The LivingSocial deal, on the other hand, quite clearly exists with the backing of Florida's University Athletic Association, with "No vouchers provided by LivingSocial" appearing in the fine print and Ticketmaster ultimately handling the transaction.

I personally can't see the value in paying $19.50 for upper-level seating, especially when a few minutes of searching on Ticketmaster found multiple tickets for $27.25 (including fees) in Section 4, Row 7 — just above field-level on the more northern 15-yard-line. But the deal page suggests more than 100 such packages have been purchased.

If discounts on verified tickets directly from Florida aren't enough to get you out to the game, though, you might consider hitting up any buddies you have who hold season tickets. As Ryan Hinckley revealed on Twitter on Tuesday night, Florida appears to be mailing long-time season ticket-holders extra tickets for the New Mexico State game, along with a note from Jim McElwain.

Without dishing too much about Ryan, he (and his parents) are the sorts of die-hard Florida fans it would make tons of sense to ship extra tickets to; they'll know other people who will actually use them, so forsaking $50 on a pair of tickets is worth the goodwill of pleasing both loyal customers and their guests.

But piecing all of these efforts to sell extra tickets together, it's crystal clear that Florida is more than willing to sacrifice money — potentially thousands and thousands of dollars, given that selling just 100 packages of two tickets through LivingSocial would produce $1,100 less in revenue for the UAA even before LivingSocial and Ticketmaster deduct their cuts — to put fans in the stands.

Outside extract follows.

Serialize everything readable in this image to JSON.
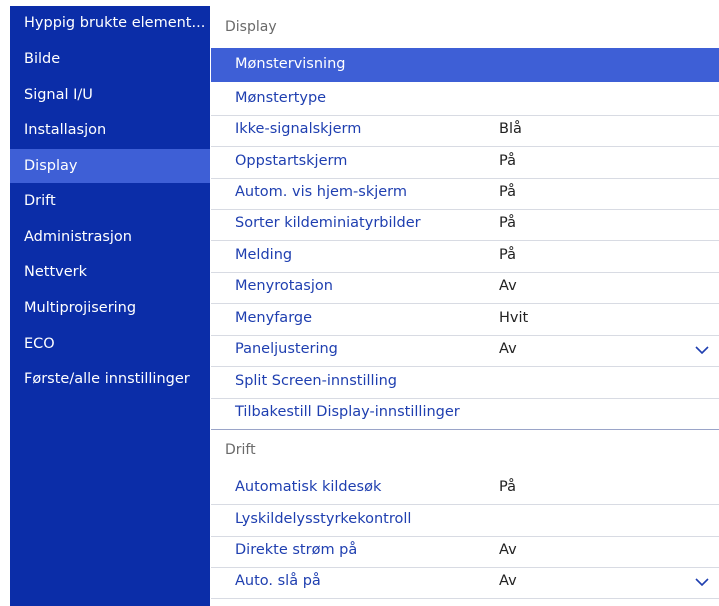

I'm skeptical, very skeptical, about whether this will actually work. Savvy fans know by now that the market for tickets to these games is very much a buyers' market, and I would be floored if anyone with enough patience and nerve couldn't get a ticket to the New Mexico State game for $5 or less from a scalper on the day of the game — but that's the price that Florida is offering to fans through student guest tickets, anyway, so it might not even cost that much to get a ticket from a desperate scalper.

I can't knock the hustle, though. Florida seems to have deemed the value to the program of fans in seats at a relatively meaningless game as greater than the full monetary value of every ticket, and I think that's wise.